------ Entries provided

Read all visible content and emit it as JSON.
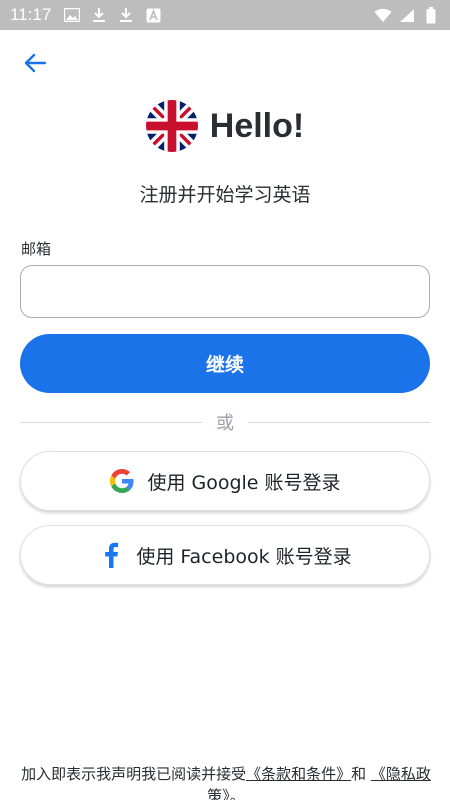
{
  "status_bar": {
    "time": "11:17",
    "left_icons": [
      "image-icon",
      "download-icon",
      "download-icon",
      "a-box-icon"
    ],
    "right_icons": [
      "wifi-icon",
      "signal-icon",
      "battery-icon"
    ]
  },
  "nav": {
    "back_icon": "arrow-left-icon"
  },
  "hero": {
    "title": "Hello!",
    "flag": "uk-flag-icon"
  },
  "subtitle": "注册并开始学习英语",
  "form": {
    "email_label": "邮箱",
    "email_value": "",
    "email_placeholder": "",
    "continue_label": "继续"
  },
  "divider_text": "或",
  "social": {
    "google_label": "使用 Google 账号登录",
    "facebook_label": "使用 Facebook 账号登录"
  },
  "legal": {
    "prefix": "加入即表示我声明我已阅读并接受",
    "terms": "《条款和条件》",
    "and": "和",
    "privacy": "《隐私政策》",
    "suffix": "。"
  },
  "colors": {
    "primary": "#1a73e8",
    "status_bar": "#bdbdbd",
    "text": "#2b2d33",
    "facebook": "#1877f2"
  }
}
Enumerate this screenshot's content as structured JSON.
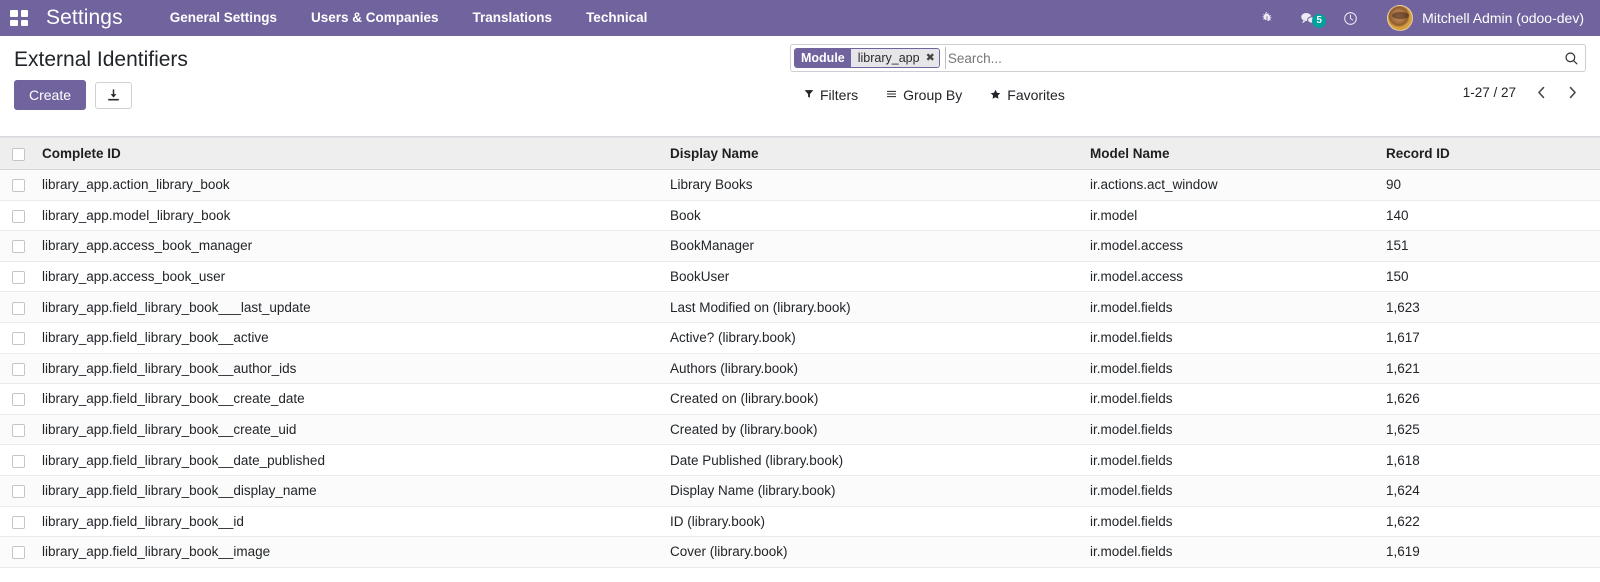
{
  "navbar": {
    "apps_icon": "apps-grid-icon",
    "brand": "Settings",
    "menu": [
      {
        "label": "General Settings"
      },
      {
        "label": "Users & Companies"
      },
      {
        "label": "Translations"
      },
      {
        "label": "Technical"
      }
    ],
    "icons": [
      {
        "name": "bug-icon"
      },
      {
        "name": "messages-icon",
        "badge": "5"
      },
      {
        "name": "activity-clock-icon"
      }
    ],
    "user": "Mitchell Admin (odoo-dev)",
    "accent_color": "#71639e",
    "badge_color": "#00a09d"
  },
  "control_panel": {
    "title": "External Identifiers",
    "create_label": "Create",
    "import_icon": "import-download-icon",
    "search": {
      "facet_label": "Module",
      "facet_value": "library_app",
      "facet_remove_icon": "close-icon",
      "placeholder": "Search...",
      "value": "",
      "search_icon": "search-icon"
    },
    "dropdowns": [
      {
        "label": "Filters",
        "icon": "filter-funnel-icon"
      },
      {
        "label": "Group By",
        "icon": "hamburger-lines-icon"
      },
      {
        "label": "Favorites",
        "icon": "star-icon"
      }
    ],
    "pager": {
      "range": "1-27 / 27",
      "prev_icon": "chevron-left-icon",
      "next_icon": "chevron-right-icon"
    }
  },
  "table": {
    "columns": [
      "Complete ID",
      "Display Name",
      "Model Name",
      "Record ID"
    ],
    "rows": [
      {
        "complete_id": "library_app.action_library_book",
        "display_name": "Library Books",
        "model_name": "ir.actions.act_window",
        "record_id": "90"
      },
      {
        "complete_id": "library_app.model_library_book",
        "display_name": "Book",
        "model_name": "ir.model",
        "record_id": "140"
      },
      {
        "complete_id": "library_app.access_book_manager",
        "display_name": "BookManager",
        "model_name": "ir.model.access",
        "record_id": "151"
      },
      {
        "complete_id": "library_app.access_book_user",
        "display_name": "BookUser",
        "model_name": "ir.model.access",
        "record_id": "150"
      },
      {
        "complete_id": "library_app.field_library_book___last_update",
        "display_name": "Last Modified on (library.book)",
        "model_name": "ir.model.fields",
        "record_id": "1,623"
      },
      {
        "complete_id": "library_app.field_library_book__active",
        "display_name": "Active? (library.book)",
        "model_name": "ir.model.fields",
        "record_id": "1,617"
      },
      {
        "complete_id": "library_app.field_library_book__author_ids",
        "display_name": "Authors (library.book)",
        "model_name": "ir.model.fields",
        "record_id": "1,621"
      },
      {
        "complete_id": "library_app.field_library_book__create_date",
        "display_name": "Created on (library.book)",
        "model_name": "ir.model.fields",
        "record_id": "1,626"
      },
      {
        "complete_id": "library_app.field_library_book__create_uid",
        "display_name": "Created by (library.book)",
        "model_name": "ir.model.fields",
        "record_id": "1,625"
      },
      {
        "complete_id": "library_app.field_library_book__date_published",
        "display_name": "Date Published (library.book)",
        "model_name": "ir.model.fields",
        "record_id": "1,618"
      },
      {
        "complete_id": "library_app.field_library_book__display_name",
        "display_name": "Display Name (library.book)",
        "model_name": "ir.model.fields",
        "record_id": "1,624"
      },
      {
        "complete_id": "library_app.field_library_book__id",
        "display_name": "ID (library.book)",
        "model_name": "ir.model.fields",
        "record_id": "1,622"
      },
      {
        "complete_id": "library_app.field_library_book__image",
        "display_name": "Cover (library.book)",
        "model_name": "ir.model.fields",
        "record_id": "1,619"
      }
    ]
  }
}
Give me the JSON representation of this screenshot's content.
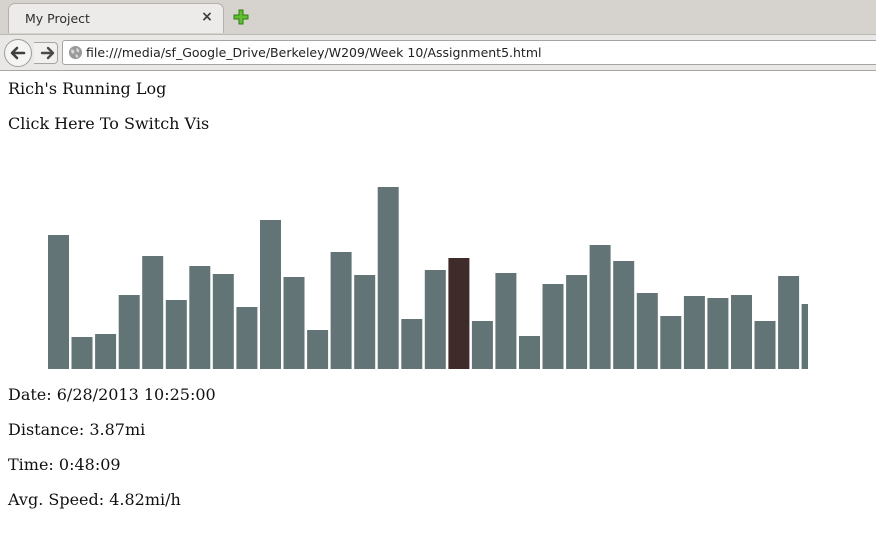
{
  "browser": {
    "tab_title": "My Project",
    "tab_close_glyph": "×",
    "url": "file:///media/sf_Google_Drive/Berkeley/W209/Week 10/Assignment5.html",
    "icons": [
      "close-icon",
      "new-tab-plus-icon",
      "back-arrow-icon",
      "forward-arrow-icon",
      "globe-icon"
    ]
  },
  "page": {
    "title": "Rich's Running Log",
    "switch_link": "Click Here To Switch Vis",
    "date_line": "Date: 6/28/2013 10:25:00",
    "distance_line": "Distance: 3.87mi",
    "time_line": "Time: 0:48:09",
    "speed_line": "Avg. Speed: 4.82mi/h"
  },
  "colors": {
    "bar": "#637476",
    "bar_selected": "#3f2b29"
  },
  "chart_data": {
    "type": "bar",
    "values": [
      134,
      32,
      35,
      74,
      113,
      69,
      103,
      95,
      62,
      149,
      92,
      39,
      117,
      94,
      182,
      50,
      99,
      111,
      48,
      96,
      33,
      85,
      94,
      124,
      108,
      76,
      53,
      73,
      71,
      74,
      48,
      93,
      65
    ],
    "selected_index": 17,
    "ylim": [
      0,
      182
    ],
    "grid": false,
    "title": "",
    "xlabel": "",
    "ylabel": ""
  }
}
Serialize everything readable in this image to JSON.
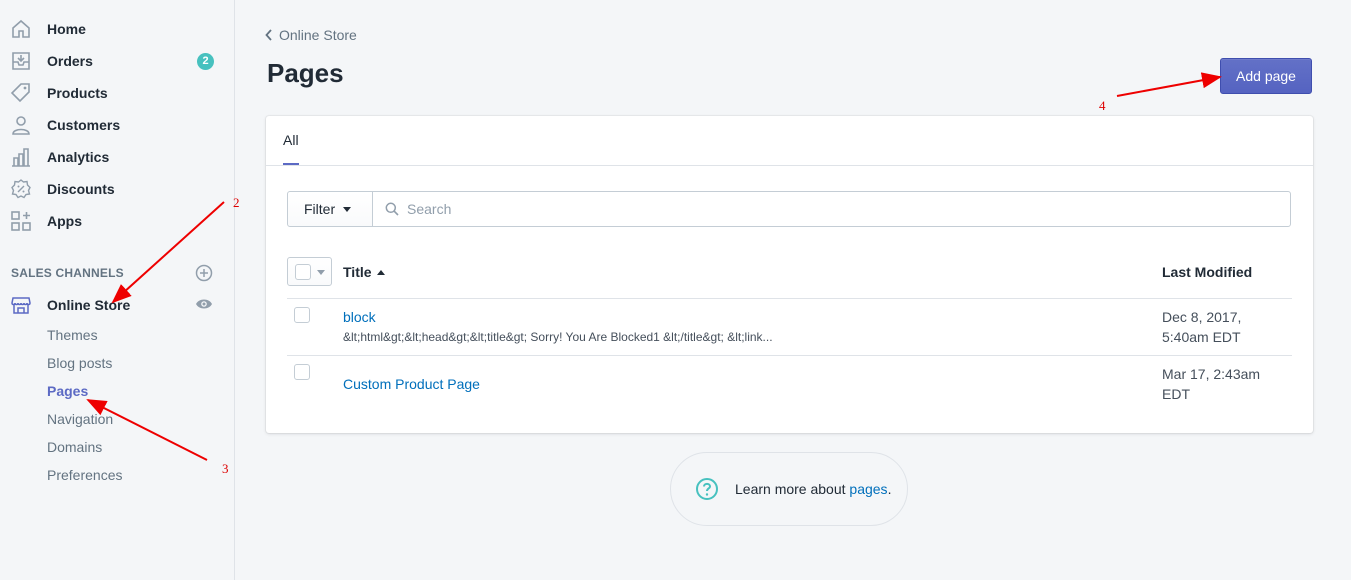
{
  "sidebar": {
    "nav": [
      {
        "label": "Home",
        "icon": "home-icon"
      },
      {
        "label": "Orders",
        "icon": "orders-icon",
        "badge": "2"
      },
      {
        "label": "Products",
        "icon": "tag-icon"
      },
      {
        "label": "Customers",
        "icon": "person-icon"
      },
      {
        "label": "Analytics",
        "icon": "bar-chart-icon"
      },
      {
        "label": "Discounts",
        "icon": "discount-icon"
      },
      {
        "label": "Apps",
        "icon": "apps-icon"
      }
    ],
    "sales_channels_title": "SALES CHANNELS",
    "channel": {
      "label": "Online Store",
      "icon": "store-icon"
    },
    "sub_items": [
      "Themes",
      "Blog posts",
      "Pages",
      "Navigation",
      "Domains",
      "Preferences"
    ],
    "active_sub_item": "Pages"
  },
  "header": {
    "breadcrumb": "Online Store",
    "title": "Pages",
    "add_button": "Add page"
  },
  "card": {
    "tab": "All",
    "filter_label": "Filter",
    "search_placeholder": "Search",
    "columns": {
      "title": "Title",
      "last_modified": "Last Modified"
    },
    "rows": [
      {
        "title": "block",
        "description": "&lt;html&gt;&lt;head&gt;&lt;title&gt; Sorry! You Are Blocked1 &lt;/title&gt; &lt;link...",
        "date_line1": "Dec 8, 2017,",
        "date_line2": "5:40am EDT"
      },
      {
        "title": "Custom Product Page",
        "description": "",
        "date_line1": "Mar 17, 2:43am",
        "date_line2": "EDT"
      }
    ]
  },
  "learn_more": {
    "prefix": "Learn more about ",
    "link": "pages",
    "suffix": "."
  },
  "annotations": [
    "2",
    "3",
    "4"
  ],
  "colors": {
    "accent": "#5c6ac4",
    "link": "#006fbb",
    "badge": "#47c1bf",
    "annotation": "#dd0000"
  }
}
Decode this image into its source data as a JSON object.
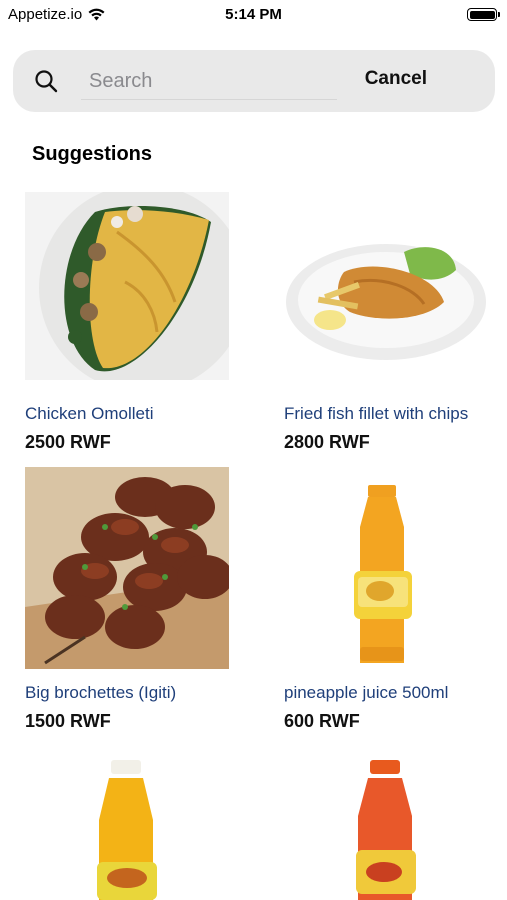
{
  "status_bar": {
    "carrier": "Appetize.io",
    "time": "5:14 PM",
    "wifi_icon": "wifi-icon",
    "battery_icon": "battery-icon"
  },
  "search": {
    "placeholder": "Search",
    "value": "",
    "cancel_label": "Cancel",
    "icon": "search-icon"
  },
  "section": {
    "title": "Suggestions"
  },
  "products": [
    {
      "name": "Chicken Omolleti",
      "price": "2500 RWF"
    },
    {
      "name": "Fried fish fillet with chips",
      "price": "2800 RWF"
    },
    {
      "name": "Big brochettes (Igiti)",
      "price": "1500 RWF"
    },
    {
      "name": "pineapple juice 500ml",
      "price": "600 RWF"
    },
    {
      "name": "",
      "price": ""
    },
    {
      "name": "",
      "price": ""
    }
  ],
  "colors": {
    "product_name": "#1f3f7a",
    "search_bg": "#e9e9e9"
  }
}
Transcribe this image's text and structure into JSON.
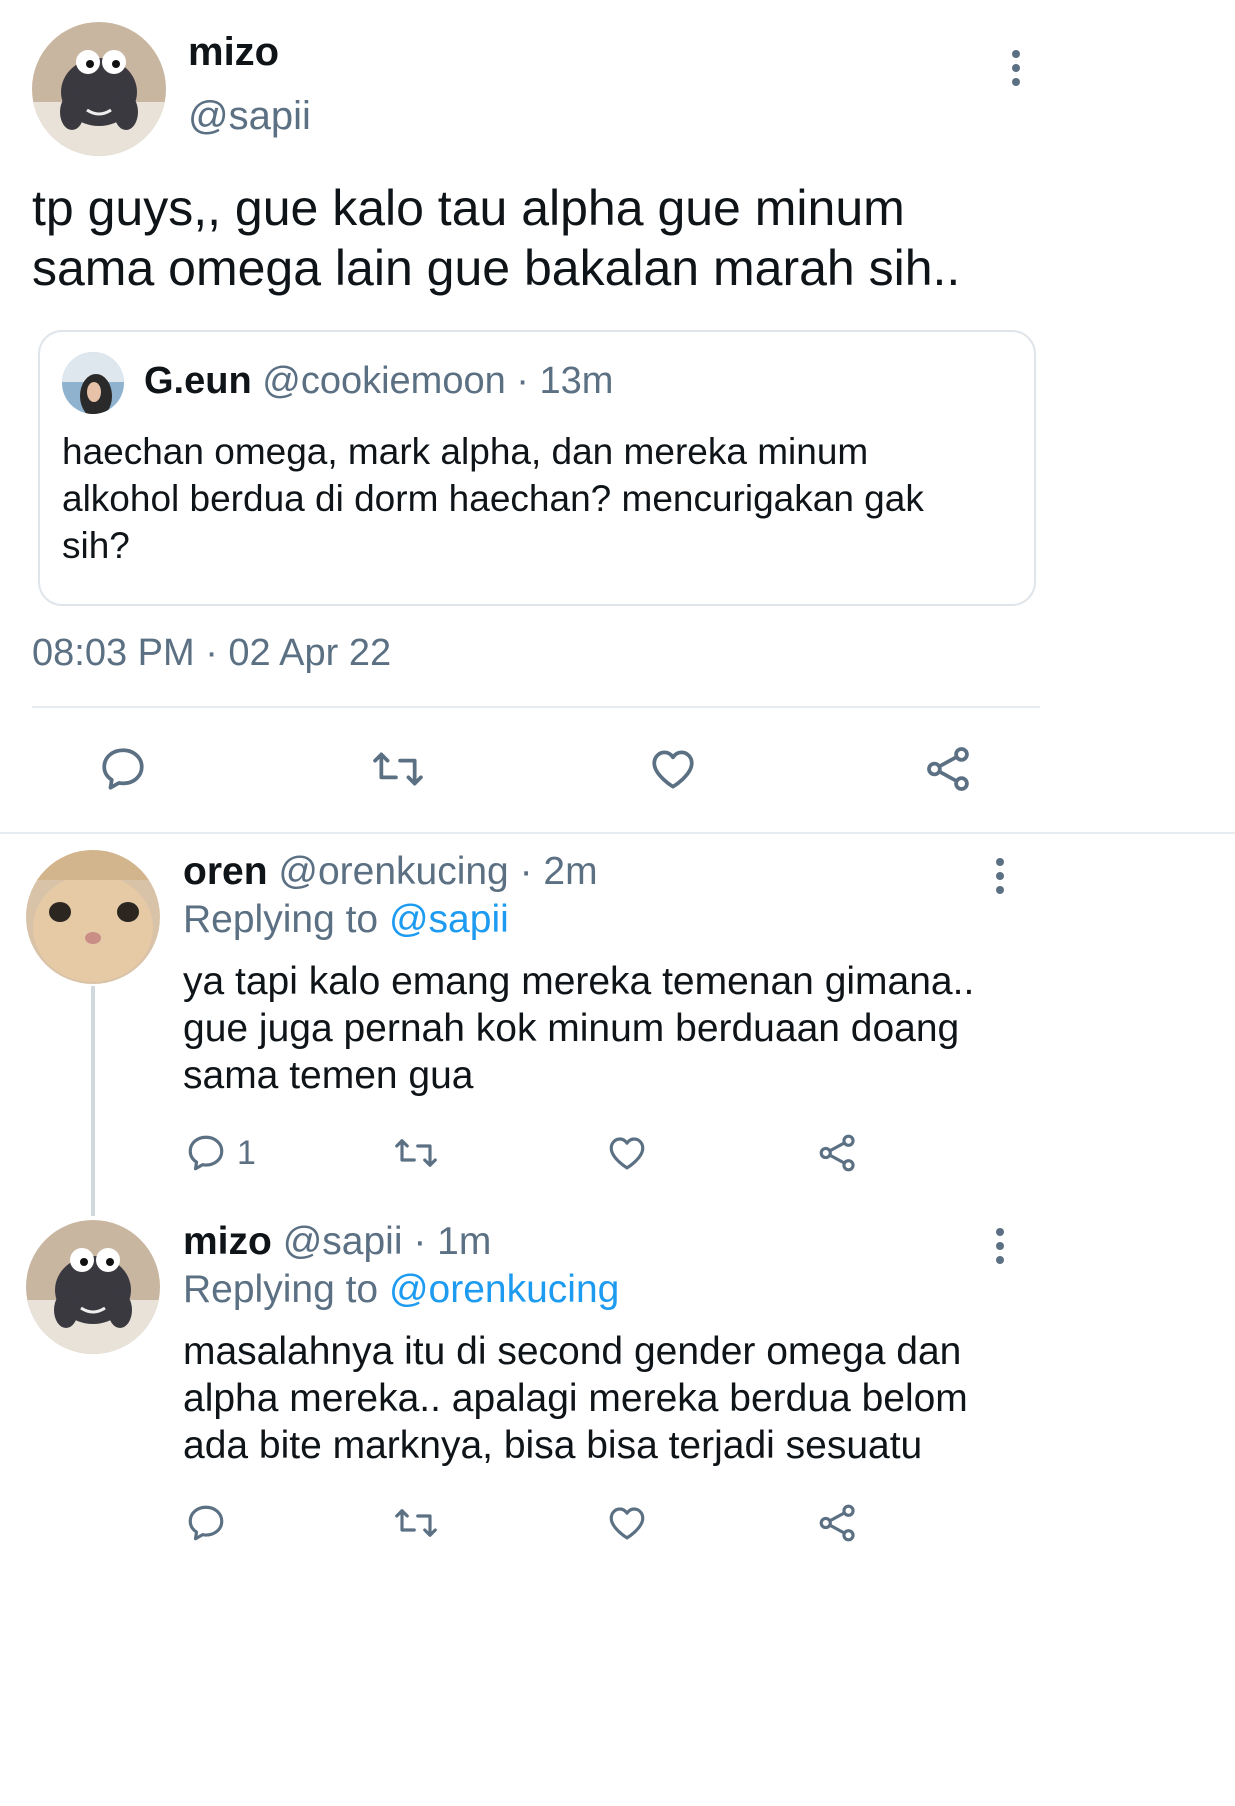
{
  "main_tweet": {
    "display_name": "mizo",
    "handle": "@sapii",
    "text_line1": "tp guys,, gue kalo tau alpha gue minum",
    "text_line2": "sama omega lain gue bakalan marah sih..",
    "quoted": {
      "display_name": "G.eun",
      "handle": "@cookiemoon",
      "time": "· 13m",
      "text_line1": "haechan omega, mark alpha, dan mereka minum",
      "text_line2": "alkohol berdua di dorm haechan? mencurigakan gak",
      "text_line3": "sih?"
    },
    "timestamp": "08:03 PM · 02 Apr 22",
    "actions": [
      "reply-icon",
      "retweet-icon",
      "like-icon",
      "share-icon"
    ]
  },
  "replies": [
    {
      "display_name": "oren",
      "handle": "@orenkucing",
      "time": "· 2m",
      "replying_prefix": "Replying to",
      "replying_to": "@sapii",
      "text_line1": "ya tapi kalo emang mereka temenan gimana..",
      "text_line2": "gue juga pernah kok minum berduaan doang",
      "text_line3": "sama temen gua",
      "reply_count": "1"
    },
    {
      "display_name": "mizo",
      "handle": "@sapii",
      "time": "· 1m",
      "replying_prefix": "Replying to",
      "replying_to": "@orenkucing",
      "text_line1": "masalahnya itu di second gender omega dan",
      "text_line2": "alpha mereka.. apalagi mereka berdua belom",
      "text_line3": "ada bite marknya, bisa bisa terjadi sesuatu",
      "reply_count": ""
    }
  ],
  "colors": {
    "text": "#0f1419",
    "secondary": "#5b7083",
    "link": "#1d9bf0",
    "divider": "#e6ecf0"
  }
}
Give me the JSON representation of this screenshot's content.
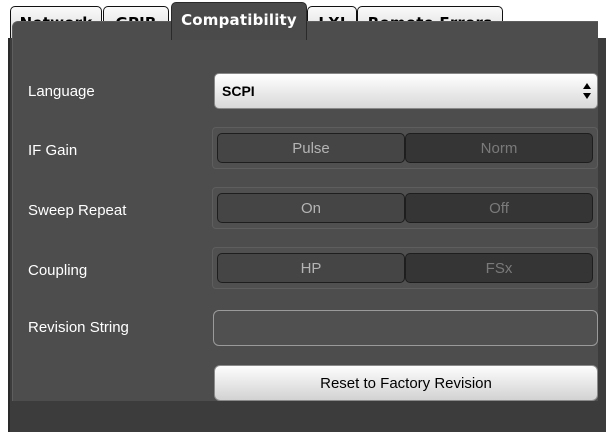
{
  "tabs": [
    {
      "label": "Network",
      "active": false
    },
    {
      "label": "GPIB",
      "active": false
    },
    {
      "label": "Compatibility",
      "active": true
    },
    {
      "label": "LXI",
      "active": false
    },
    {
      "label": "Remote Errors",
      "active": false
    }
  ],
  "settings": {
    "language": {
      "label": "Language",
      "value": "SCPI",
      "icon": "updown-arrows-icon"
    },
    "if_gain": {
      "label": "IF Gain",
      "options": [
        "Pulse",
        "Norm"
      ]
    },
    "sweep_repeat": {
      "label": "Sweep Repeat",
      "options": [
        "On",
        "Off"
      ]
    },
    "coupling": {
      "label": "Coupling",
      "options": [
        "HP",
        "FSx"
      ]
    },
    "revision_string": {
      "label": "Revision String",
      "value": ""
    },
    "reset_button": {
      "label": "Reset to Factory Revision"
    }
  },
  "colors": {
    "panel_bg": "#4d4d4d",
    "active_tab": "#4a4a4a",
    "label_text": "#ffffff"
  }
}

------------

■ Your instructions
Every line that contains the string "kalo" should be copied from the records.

■ The completed task
    "text_line1": "tp guys,, gue kalo tau alpha gue minum",
      "text_line1": "ya tapi kalo emang mereka temenan gimana..",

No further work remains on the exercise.